§ TO DO: Take from the listing each line that has the string "faktyczne".

§ SUPPLIED RECORDS:

______________________________

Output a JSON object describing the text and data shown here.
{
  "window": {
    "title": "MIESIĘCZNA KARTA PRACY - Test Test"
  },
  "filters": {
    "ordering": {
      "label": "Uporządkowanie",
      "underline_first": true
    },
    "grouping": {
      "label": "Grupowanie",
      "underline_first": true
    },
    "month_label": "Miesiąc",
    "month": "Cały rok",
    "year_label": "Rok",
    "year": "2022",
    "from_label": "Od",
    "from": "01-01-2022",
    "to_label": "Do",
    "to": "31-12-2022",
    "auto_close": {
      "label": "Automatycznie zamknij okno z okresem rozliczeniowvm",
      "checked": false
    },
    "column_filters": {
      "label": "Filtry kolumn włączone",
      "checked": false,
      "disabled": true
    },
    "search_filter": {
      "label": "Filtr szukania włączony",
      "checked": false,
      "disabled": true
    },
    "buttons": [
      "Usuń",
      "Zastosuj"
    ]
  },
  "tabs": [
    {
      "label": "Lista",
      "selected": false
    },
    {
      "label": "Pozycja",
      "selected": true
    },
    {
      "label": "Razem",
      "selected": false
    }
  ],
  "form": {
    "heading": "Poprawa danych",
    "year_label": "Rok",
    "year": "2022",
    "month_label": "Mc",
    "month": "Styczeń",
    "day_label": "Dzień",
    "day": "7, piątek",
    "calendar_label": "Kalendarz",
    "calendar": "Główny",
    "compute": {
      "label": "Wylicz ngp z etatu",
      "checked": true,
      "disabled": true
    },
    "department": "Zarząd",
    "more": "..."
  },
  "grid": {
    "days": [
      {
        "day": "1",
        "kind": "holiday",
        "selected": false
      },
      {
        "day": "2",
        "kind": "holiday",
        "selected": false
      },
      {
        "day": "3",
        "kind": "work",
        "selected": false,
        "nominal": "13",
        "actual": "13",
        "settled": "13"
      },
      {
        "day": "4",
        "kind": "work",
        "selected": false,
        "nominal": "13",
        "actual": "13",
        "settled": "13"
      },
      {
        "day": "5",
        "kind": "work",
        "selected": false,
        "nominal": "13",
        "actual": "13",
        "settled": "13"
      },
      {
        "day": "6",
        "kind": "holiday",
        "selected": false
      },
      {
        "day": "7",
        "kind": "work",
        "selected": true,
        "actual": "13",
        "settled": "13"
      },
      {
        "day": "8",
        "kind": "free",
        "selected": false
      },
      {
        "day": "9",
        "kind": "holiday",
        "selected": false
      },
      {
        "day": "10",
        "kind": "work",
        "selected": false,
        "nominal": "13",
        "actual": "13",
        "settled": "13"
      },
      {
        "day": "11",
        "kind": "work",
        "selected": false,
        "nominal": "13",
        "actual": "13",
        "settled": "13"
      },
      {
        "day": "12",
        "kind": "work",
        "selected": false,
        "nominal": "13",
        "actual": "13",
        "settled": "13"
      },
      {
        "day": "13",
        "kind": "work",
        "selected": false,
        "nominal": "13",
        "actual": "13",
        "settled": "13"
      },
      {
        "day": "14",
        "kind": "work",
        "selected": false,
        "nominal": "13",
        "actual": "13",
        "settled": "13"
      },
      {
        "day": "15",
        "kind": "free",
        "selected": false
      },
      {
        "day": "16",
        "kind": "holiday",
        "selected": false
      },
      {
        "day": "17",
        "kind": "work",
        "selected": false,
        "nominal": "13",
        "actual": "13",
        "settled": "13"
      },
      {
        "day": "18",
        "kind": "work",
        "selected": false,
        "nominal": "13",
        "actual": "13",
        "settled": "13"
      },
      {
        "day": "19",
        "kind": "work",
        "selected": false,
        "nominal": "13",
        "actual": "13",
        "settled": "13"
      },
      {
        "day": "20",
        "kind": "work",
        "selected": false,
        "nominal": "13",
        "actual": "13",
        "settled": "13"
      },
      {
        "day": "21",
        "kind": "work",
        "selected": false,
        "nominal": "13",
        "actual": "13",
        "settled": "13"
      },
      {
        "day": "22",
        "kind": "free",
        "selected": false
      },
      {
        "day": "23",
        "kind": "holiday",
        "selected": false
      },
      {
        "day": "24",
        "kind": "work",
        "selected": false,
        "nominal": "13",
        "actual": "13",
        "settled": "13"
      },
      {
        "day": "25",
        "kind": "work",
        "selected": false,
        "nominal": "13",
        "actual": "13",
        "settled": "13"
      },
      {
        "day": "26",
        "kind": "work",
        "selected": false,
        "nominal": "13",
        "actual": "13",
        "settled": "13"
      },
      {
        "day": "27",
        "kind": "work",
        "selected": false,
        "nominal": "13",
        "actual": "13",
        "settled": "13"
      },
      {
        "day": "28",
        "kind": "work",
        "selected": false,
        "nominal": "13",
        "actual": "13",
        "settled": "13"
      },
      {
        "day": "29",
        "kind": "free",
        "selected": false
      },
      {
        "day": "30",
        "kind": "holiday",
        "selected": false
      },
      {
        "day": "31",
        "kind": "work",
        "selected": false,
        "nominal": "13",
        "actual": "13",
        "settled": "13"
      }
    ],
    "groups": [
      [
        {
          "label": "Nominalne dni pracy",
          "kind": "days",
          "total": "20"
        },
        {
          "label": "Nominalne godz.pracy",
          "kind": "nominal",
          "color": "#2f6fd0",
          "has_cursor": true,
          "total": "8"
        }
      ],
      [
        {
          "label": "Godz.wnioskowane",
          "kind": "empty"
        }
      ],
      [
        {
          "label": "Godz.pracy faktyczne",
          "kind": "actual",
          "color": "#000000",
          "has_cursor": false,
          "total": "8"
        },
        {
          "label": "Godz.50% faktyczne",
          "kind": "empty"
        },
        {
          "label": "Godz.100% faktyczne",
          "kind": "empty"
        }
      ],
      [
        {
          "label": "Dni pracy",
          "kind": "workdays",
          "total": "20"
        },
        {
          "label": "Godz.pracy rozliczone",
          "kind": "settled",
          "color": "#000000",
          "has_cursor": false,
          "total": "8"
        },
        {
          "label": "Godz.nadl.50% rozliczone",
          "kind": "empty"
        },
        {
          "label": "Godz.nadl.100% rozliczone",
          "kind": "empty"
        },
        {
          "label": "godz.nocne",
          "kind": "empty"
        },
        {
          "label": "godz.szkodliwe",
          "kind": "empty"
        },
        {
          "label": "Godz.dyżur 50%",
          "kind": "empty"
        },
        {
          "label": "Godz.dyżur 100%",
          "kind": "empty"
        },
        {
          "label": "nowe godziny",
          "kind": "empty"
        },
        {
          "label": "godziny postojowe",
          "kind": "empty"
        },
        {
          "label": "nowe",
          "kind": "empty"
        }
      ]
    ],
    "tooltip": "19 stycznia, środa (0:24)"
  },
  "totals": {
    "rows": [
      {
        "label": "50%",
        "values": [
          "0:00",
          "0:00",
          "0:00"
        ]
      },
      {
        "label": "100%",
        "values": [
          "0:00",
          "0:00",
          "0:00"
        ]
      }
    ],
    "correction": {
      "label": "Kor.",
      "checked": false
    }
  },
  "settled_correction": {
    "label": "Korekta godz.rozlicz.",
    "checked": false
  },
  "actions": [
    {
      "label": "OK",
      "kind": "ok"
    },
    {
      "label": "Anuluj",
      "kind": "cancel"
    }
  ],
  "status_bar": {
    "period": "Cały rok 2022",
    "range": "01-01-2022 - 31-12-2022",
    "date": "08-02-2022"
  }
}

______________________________

§ YOUR RESPONSE:
          "label": "Godz.pracy faktyczne",
          "label": "Godz.50% faktyczne",
          "label": "Godz.100% faktyczne",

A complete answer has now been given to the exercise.